Root most likely solution for No. 3
 while Australia to conserve pace resources focusses on the three day turn around between Adelaide and Perth, raises the suggestion Faulkner may come in for Bailey in Adelaide, and suggests Coulter-Nile, Bollinger, Sayers and Cutting as possible replacements should one of the current line up break down.

There’s nothing particularly new in Lehmann rejects sledging summit but

Fun turns to fear for Jonathan Trott
 offers a detailed and thoughtful analysis of the Trott issue that prompts Hughesy to make two points.

The first is that while Australia might not have known of the mental issues that prompted Trott’s return home they would have been aware of issues that seem to verge on Obsessive Compulsive Disorder. The second is, of course, to emphasise that players do actually need a break from time to time.

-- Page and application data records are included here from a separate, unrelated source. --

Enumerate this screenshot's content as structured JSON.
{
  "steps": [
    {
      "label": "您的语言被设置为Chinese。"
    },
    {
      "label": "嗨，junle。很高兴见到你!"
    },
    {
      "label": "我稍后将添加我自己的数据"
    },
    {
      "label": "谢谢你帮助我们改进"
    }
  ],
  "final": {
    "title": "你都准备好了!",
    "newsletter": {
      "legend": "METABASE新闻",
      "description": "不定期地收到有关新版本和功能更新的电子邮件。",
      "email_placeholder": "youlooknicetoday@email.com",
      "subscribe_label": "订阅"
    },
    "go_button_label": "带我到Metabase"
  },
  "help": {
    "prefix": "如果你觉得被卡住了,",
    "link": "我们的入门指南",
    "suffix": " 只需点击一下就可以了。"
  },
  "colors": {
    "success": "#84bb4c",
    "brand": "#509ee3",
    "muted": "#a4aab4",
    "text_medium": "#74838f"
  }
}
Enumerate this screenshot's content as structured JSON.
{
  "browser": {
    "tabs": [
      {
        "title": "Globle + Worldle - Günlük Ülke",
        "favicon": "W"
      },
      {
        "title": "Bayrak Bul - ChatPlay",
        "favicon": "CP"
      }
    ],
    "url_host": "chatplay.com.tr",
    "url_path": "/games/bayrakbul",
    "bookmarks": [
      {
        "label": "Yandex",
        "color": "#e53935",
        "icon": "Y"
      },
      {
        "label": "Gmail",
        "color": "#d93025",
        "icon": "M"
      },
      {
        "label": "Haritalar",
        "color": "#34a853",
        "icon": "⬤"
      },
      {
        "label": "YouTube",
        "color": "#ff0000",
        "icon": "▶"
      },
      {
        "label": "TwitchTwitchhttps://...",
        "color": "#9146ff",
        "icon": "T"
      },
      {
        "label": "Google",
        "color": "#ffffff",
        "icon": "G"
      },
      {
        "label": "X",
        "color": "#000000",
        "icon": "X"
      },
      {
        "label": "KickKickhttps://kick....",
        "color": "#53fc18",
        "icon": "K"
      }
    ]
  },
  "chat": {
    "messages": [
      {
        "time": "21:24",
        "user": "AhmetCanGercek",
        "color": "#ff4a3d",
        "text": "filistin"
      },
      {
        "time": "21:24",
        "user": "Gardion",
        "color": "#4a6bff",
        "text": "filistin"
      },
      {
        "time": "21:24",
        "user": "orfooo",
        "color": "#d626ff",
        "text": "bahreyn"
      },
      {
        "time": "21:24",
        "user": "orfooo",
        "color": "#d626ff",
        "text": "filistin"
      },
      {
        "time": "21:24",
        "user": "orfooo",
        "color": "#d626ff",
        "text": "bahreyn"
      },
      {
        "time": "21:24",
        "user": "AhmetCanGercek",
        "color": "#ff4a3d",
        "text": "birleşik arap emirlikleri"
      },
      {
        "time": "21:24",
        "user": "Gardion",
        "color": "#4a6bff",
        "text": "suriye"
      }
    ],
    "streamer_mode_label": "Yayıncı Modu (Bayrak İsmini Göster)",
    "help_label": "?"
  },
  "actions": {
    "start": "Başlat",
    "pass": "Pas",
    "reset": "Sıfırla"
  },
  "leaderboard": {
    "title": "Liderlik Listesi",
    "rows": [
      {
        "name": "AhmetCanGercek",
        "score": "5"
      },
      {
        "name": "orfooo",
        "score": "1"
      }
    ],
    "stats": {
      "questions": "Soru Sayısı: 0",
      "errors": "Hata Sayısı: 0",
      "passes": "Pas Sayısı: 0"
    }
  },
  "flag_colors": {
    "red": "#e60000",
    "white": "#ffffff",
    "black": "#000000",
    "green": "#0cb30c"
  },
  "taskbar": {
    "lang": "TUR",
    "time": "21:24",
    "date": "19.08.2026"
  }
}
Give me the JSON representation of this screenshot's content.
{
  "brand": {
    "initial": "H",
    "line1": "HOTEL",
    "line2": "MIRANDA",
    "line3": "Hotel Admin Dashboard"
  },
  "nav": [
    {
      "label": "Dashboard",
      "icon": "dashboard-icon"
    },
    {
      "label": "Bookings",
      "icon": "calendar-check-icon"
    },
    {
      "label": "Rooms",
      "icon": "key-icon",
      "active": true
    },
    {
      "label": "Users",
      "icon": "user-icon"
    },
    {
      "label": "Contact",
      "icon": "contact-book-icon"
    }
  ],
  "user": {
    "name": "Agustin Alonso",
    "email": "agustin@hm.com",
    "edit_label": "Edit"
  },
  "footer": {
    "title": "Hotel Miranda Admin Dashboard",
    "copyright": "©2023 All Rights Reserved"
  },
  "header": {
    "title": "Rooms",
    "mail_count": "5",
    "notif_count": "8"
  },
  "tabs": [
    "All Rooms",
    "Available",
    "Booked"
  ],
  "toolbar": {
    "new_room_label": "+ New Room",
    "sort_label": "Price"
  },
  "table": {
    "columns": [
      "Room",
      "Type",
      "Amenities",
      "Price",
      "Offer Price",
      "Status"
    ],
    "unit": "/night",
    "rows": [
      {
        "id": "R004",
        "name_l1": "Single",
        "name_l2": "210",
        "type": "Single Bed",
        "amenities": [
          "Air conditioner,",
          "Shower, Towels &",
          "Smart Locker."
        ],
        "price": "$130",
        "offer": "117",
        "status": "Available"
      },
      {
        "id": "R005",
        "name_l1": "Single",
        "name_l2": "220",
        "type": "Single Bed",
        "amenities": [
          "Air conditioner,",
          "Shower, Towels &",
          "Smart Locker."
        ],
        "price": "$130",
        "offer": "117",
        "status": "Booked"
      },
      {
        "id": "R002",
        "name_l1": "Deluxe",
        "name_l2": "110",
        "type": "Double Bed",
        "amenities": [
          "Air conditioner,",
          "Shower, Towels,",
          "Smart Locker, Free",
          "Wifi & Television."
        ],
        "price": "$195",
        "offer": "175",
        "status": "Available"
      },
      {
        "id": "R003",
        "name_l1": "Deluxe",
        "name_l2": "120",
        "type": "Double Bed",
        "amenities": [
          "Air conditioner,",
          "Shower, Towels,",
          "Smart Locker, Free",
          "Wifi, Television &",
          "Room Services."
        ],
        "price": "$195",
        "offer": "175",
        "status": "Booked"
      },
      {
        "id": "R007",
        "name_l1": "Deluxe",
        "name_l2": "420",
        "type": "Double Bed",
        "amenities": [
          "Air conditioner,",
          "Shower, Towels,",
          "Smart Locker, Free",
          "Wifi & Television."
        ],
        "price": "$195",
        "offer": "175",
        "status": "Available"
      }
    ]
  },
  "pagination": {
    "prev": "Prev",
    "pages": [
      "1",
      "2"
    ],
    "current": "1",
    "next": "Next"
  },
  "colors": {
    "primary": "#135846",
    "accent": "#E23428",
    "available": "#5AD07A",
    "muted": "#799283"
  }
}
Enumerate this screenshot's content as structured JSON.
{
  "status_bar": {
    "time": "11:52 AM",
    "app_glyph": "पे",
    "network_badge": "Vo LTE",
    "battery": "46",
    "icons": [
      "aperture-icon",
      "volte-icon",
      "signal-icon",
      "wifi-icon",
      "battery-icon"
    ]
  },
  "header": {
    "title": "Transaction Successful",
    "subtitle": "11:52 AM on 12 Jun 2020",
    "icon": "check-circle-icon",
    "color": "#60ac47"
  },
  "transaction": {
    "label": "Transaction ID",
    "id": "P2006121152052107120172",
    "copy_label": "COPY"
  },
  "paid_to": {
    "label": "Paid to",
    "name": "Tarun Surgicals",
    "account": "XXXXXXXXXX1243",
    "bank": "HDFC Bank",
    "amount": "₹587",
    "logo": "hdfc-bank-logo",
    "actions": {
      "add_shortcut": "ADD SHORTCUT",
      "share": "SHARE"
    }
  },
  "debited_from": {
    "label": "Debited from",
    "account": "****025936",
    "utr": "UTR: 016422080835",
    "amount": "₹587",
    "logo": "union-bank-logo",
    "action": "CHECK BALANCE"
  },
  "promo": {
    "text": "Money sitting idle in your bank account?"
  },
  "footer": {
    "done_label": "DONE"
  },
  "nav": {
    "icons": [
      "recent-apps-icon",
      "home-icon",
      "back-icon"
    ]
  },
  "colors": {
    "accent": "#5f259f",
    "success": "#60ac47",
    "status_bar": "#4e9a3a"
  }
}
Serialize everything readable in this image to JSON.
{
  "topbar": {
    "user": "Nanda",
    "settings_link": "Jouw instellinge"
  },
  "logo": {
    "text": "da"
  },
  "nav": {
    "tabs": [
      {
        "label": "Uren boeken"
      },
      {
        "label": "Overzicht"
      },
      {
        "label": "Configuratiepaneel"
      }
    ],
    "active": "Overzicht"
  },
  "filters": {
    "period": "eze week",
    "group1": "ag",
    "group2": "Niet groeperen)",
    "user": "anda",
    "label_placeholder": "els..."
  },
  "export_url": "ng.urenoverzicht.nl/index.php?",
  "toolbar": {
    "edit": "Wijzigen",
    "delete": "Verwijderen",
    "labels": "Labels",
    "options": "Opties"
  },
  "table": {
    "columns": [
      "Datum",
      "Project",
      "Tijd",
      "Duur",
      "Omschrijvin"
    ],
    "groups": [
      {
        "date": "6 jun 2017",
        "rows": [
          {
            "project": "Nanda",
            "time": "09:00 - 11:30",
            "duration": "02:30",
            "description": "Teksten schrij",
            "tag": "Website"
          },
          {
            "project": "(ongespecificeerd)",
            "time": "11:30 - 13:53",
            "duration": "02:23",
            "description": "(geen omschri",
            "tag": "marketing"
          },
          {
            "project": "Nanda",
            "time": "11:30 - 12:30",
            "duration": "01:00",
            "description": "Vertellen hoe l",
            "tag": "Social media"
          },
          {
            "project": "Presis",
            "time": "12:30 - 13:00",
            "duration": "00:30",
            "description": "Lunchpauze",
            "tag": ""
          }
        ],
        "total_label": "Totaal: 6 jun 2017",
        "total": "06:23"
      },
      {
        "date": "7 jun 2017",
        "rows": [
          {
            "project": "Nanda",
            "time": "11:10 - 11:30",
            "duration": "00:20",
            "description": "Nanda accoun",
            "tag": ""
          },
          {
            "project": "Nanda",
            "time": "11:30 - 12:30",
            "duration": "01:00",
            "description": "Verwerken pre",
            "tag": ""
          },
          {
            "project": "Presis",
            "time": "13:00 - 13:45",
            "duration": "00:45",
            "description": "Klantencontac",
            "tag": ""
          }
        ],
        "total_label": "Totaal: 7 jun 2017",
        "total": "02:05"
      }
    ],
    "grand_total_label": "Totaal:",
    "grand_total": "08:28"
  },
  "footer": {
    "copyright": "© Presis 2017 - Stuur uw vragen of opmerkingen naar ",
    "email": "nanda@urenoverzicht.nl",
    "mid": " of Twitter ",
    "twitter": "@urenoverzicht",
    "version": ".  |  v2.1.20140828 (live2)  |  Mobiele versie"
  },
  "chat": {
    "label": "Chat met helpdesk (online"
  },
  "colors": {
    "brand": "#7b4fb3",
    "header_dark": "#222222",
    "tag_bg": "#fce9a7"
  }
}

Time for Trott to seek new truths
 quotes an unnamed England player whoseidentity will remain secret because his assessment went to the heart of England's approach. "It can feel as if there is no escape," he said. "It as if everything you do is being assessed, as if every little thing you do is being marked and analysed and stored away. If you are not careful, it can wear you down. It's incredibly difficult to come to terms with it."

That comment, mind you, is about the England approach to the game. The opposition, of course, will be operating in the same territory as they set out looking for things that can be exploited.

Cognitive behaviour consultant Brett Morrissey, who has worked with Michael Yardy who left England's 2011 World Cup campaign is interviewed for The expert view - Big strides have been made and 'You just can't take any more' - Trescothick cites another high profile casualty.

There’s some interesting reading there to keep you going while you wait for the two squads to wend their way to Adelaide.

© Ian L Hughes 2021